The problem sort of came to a head in the late eighties and ninties, just when the Japanese economic miracle was turning into a normal economy. Of course, this resulted in a major recession, which, combined with the tolerence for old people to keep working, meant that there weren’t a lot of positions open for newly minted college kids (the common phrase used is that the old men are “blocking the door”). Historically, this is fertile ground for the development of a counter-culture: relative affluence, meaning that there’s a lot of money to go towards various non-essentials, and a poor economy, meaning that there is a lot of surplus labor, or, to put it more crudely, surplus people. In the US, we got the hippies, who sort of spiraled off from Rock Culture. Japan is getting Neets and Otaku, who sort of spiral off of anime.
Since they don’t really have places in the workforce, there’s not a tendency to moderate group behavior in order to get jobs, and, moreover, they can’t really use the common social metrics for success, because no-one is really getting anywhere. So, they invent their own, and take a sharp corner off of Subculture Pkwy. onto Counterculture Dr. At least, that’s my theory. The main observable here is that, in general, Otaku have a really bad rep (mostly deserved). Relations have been getting better as the economy improves, just like how hippies gave way to yippies, gave way to yuppies.
Otaku who end up going to college generally become part of the club/con model, with one sharp difference from the model here. Here, cons have a dealer’s room. There, cons ARE the dealer’s room. There’s a much more commercial focus to the large events. On the other hand, the clubs tend to be a little more, shall we say, productive, than their US counterparts. Doujin culture is quite strong, and Doujin circles continue to produce things well beyond college, meaning that the club system is somewhat more age-spread than it here in states.
UK and Europe:

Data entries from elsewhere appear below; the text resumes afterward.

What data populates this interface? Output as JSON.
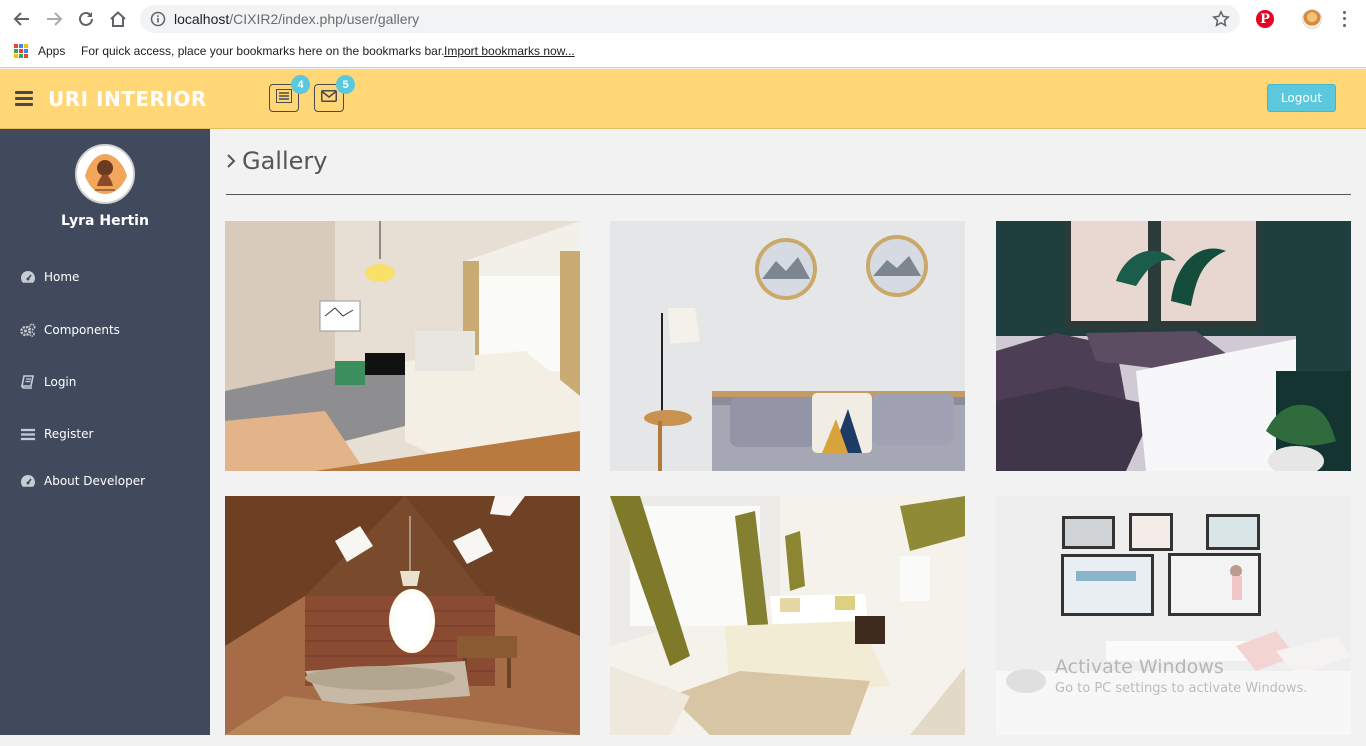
{
  "browser": {
    "url_host": "localhost",
    "url_path": "/CIXIR2/index.php/user/gallery",
    "bookmarks": {
      "apps_label": "Apps",
      "hint": "For quick access, place your bookmarks here on the bookmarks bar.",
      "import_link": "Import bookmarks now..."
    },
    "extension_pinterest_glyph": "P"
  },
  "header": {
    "brand": "URI INTERIOR",
    "tasks_badge": "4",
    "messages_badge": "5",
    "logout_label": "Logout",
    "color": "#ffd777",
    "badge_color": "#5bc8de"
  },
  "sidebar": {
    "profile_name": "Lyra Hertin",
    "items": [
      {
        "label": "Home",
        "icon": "dashboard-icon"
      },
      {
        "label": "Components",
        "icon": "cogs-icon"
      },
      {
        "label": "Login",
        "icon": "book-icon"
      },
      {
        "label": "Register",
        "icon": "list-icon"
      },
      {
        "label": "About Developer",
        "icon": "dashboard-icon"
      }
    ],
    "color": "#414a5c"
  },
  "main": {
    "title": "Gallery",
    "gallery": [
      {
        "name": "bedroom-window-pendant-lamp"
      },
      {
        "name": "sofa-round-mountain-art"
      },
      {
        "name": "dark-green-bedroom-plants"
      },
      {
        "name": "attic-bedroom-brick-wall"
      },
      {
        "name": "bright-bedroom-olive-curtains"
      },
      {
        "name": "white-room-framed-prints"
      }
    ]
  },
  "watermark": {
    "line1": "Activate Windows",
    "line2": "Go to PC settings to activate Windows."
  }
}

The person to ask about this would likely be Daniel, who is likely to have a bit of first hand knowledge about the whole thing. However, from my very limited exposure to stuff in French: Seen Here and from various other second hand sources, the basic club/con model sort of holds true. I have zero real data though, other than to note that Japanisme seems to be pretty popular over in the land that DeGaulle built. I’m actually a fair bit curious if there’s a divide between the algo-zone and the continent about this. If you have information, speak!
So, here’s where the really embarrassing part comes in. I have no real idea. I know Taiwan is very Japanese in character, from the reports of Seifer and Wgeneral. That’s about it. I know we have some international readers: would you be so kind as to tell me about where the Club/Con model is the de-facto rule or if things are more decentralized (or, for that matter, centralized) in other places.
That’s about it. In conclusion, I really need to get some actual data so I feel less like I’m talking out of my ass, but that would be actual work, so, instead, SPECULATION AND ANECTODAL EVIDENCE. Oh well. Here’s the traditional payment for struggling through the blocks and blocks of text.